**Exercise**
A full, exact copy of the records below is the required answer.

--- Records to use ---

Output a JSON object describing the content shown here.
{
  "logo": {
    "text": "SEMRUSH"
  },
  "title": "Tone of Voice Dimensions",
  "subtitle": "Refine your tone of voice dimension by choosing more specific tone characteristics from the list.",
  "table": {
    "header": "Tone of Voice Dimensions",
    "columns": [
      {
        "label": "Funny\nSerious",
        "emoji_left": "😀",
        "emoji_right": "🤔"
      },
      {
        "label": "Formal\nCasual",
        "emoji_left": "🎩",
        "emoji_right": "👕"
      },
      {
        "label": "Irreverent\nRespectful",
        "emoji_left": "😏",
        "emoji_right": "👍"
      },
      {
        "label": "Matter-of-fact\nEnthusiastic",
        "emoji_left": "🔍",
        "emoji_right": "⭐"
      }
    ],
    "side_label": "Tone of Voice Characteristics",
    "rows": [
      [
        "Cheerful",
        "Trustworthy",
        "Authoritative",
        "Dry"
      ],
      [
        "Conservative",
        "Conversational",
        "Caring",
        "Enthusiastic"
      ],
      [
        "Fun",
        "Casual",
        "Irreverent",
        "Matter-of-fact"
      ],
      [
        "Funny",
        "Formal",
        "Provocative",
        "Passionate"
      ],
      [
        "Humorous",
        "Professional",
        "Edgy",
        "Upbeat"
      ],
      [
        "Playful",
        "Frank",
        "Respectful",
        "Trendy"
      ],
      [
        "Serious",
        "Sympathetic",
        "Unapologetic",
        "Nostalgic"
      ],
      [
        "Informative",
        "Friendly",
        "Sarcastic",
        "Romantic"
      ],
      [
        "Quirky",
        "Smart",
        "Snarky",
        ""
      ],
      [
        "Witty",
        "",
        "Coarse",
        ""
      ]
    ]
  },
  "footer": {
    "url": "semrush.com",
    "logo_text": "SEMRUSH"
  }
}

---

**Task output**
Output a JSON object describing the content shown here.
{
  "logo": {
    "text": "SEMRUSH"
  },
  "title": "Tone of Voice Dimensions",
  "subtitle": "Refine your tone of voice dimension by choosing more specific tone characteristics from the list.",
  "table": {
    "header": "Tone of Voice Dimensions",
    "columns": [
      {
        "label": "Funny\nSerious",
        "emoji_left": "😀",
        "emoji_right": "🤔"
      },
      {
        "label": "Formal\nCasual",
        "emoji_left": "🎩",
        "emoji_right": "👕"
      },
      {
        "label": "Irreverent\nRespectful",
        "emoji_left": "😏",
        "emoji_right": "👍"
      },
      {
        "label": "Matter-of-fact\nEnthusiastic",
        "emoji_left": "🔍",
        "emoji_right": "⭐"
      }
    ],
    "side_label": "Tone of Voice Characteristics",
    "rows": [
      [
        "Cheerful",
        "Trustworthy",
        "Authoritative",
        "Dry"
      ],
      [
        "Conservative",
        "Conversational",
        "Caring",
        "Enthusiastic"
      ],
      [
        "Fun",
        "Casual",
        "Irreverent",
        "Matter-of-fact"
      ],
      [
        "Funny",
        "Formal",
        "Provocative",
        "Passionate"
      ],
      [
        "Humorous",
        "Professional",
        "Edgy",
        "Upbeat"
      ],
      [
        "Playful",
        "Frank",
        "Respectful",
        "Trendy"
      ],
      [
        "Serious",
        "Sympathetic",
        "Unapologetic",
        "Nostalgic"
      ],
      [
        "Informative",
        "Friendly",
        "Sarcastic",
        "Romantic"
      ],
      [
        "Quirky",
        "Smart",
        "Snarky",
        ""
      ],
      [
        "Witty",
        "",
        "Coarse",
        ""
      ]
    ]
  },
  "footer": {
    "url": "semrush.com",
    "logo_text": "SEMRUSH"
  }
}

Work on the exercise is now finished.